In the case of a long position, an investor is planning on holding an investment for an extended period of time to profit as the value increases. To close a long position, the investor would sell off the investment. This may be done if there is a concern that the value will drop or that the investment is unstable and could unbalance the investor's portfolio. Closing long positions must be timed carefully to get the best price on the investment at the sale.
Short positions involve holding investments for short periods of time for a rapid profit. When investors close short positions, they buy up or buy back the investment to turn it into a long position. Investors can choose to close position and go long if they see a potential for long-term profits. Holding onto investments has more potential risks because capital is tied up in the long position, but it can reap big rewards in terms of profits.
Essentially, a close position is done to get out of a transaction. The transaction is no longer working effectively for the investor and the investor opts to change strategies. Automatic close positions can be taken when values rise or fall past a certain level in order to rapidly move on changing market conditions. At other times, investors may make a decision to close a position on the basis of their observations and advice from a broker or financial advisor.
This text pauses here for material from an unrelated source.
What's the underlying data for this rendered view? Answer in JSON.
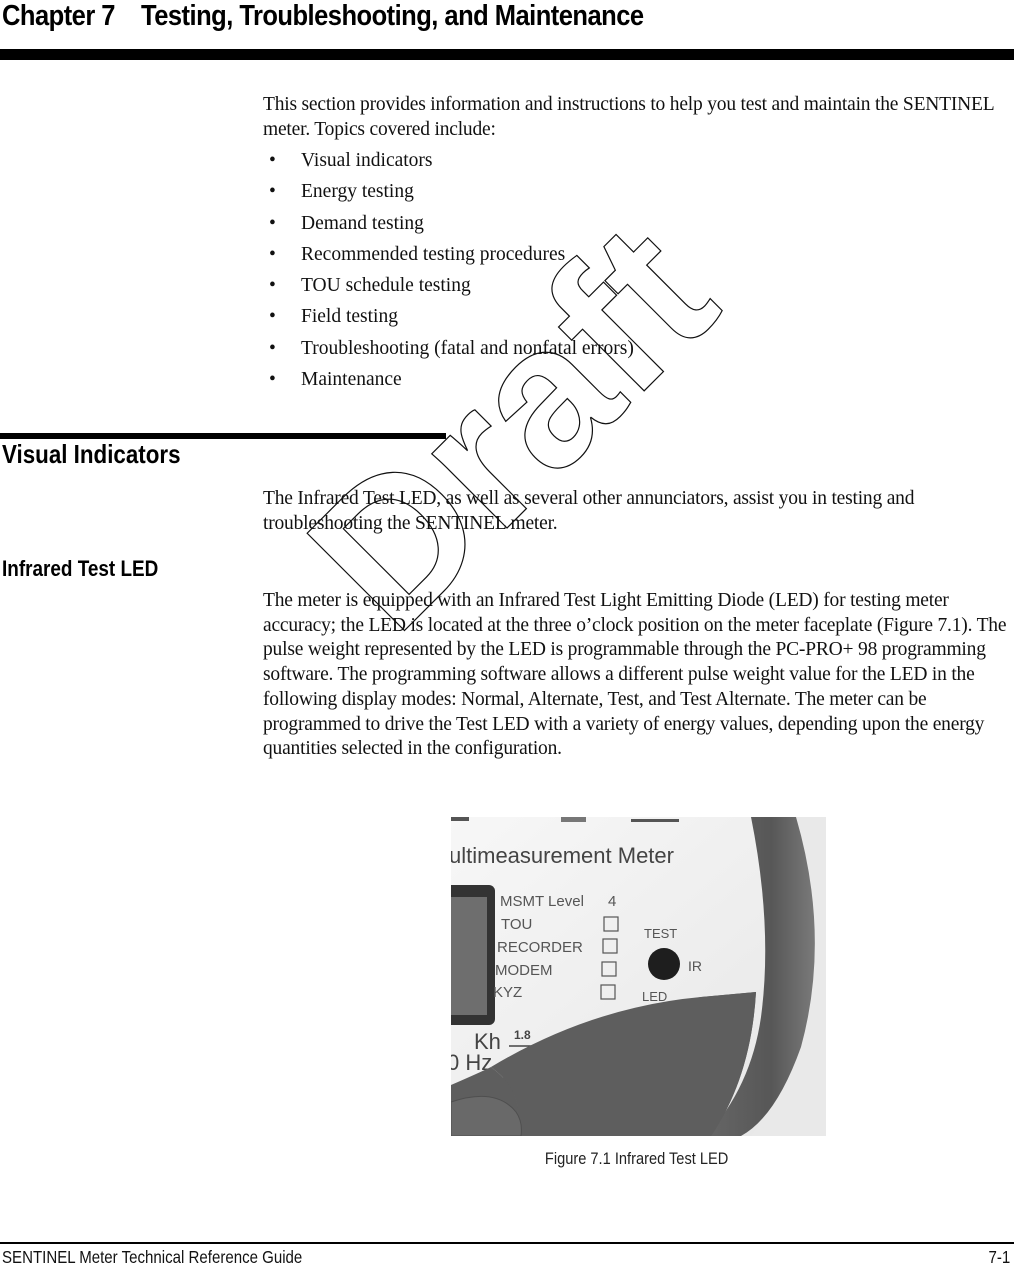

Managers of mutual funds and other pooled investment products are also responsible for taking a close position if they feel that it is in the best interests of the clients. Funds managers are required to act with the potential benefits to their clients in mind at all times. If a manager fails to adapt to changes in the market, there can be legal repercussions if clients determine that the manager knew about a risk and did not take steps to address it by taking a close position or making other strategic moves.